## WHAT THIS TASK INVOLVES
Gather all lines in the entries that include the word "author".

## MATERIAL PROVIDED
____

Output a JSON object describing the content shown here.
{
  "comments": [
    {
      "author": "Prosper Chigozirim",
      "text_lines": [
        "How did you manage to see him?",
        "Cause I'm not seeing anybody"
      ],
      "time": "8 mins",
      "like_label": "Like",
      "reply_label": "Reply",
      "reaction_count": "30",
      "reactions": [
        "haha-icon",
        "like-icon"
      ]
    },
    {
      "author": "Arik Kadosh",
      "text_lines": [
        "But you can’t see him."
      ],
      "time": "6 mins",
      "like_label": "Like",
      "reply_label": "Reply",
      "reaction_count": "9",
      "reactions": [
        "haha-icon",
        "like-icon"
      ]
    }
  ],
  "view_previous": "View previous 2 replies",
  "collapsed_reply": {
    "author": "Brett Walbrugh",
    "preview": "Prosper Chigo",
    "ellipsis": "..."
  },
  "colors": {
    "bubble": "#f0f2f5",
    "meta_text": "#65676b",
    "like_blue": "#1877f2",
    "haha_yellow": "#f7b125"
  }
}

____

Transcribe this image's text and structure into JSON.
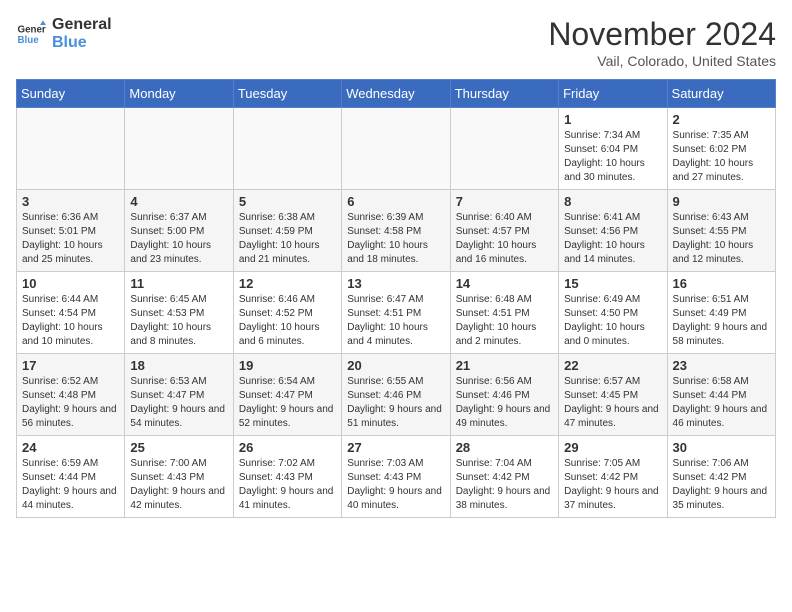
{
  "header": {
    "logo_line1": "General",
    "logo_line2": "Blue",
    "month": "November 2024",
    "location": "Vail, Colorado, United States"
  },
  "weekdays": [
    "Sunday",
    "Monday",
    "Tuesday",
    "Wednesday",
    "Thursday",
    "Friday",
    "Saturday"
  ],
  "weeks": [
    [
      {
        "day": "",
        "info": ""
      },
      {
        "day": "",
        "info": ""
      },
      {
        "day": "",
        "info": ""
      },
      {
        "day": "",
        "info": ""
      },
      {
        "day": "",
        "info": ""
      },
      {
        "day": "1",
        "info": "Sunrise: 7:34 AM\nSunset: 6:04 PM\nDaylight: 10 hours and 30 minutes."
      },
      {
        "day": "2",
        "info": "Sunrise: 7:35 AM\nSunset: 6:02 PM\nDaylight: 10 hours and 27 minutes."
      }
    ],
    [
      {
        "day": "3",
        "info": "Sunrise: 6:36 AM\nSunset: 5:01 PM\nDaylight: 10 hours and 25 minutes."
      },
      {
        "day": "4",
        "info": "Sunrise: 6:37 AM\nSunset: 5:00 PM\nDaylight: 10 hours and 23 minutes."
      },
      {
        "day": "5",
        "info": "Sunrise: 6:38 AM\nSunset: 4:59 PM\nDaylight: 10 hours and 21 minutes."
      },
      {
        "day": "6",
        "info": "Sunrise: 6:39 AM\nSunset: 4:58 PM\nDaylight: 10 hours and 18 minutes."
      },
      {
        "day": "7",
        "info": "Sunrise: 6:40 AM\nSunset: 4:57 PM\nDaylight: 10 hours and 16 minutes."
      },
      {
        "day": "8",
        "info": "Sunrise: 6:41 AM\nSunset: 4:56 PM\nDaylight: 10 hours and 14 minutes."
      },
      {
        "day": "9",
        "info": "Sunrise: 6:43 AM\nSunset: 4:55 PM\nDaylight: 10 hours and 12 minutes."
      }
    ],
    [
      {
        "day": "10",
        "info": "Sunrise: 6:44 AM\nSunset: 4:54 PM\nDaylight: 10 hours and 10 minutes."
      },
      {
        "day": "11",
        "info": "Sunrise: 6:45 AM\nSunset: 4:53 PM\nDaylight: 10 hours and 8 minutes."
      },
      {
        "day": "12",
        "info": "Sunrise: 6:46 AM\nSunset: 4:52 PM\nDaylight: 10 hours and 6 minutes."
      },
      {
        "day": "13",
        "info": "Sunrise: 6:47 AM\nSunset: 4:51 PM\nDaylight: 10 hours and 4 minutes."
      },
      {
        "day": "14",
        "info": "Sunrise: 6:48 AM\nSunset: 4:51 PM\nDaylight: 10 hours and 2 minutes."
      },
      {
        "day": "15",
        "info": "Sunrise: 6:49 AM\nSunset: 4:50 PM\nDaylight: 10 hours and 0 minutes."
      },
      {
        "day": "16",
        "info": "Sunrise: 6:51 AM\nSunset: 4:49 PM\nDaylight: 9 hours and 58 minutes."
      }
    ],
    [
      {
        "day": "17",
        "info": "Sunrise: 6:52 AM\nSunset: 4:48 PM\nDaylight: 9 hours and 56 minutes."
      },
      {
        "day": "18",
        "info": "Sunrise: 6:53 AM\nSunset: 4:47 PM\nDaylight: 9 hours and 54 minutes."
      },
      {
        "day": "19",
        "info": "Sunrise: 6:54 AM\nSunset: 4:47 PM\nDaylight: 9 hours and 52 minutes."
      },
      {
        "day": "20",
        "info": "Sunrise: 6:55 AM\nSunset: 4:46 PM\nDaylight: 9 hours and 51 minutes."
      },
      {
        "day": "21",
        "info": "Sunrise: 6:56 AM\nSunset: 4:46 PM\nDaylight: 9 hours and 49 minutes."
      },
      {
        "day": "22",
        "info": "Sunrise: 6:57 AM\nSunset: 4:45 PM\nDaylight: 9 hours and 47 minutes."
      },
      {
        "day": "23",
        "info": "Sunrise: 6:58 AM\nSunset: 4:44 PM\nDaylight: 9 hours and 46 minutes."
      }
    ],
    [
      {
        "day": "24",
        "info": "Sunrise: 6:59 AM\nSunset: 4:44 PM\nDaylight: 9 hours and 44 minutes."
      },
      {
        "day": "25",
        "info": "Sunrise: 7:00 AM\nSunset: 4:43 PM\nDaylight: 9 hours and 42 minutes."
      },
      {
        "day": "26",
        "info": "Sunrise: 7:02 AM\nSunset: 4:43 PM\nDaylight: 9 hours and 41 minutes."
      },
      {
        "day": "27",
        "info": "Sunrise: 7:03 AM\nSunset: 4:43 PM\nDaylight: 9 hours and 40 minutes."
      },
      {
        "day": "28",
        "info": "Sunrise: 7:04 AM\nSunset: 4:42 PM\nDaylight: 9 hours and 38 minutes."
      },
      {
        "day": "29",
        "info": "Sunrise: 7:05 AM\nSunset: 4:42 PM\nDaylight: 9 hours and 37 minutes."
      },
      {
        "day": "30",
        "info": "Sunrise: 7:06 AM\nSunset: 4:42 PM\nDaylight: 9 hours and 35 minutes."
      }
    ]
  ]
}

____

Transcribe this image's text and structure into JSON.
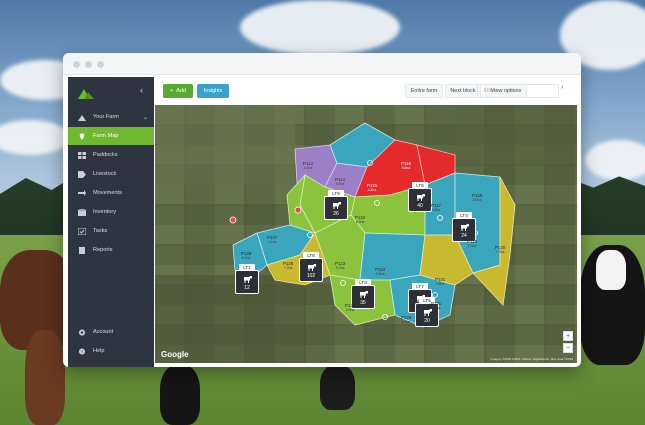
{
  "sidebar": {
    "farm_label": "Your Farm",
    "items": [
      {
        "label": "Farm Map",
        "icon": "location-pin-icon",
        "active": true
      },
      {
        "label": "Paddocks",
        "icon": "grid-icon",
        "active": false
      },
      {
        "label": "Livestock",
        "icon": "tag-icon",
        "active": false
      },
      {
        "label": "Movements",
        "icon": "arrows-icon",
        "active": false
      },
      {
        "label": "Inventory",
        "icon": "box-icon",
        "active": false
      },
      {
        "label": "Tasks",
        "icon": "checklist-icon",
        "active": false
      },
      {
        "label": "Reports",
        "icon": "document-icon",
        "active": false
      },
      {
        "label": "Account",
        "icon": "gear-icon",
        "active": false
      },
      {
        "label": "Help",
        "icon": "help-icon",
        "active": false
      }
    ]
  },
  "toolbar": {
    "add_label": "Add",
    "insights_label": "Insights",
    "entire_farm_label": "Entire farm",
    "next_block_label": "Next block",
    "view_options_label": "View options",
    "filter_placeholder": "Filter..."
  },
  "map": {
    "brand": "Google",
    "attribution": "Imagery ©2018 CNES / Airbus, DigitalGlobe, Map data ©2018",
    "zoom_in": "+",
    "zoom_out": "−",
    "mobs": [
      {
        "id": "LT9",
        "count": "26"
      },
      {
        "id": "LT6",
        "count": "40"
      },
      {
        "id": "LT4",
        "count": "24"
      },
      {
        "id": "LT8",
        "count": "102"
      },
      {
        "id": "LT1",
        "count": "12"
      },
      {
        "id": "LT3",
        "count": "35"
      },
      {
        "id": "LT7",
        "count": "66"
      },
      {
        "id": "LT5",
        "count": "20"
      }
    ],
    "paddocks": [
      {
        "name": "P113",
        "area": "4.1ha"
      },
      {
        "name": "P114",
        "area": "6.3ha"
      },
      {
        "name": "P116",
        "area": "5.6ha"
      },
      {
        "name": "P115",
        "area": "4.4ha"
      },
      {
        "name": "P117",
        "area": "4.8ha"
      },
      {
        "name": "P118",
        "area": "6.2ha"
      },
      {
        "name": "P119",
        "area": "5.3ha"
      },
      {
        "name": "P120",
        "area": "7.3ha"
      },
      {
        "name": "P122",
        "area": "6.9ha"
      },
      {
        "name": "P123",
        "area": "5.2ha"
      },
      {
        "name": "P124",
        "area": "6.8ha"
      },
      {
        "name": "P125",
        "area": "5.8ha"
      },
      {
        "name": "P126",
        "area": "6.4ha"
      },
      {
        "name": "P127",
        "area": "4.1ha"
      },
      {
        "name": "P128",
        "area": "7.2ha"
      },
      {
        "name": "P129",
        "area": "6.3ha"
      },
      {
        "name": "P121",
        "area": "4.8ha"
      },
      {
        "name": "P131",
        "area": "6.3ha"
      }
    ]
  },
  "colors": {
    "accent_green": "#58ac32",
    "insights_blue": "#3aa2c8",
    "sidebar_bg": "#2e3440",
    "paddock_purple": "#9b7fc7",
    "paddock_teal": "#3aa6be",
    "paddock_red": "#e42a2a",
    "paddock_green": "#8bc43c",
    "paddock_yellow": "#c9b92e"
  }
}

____

## TASK ANSWER
      "author": "Prosper Chigozirim",
      "author": "Arik Kadosh",
    "author": "Brett Walbrugh",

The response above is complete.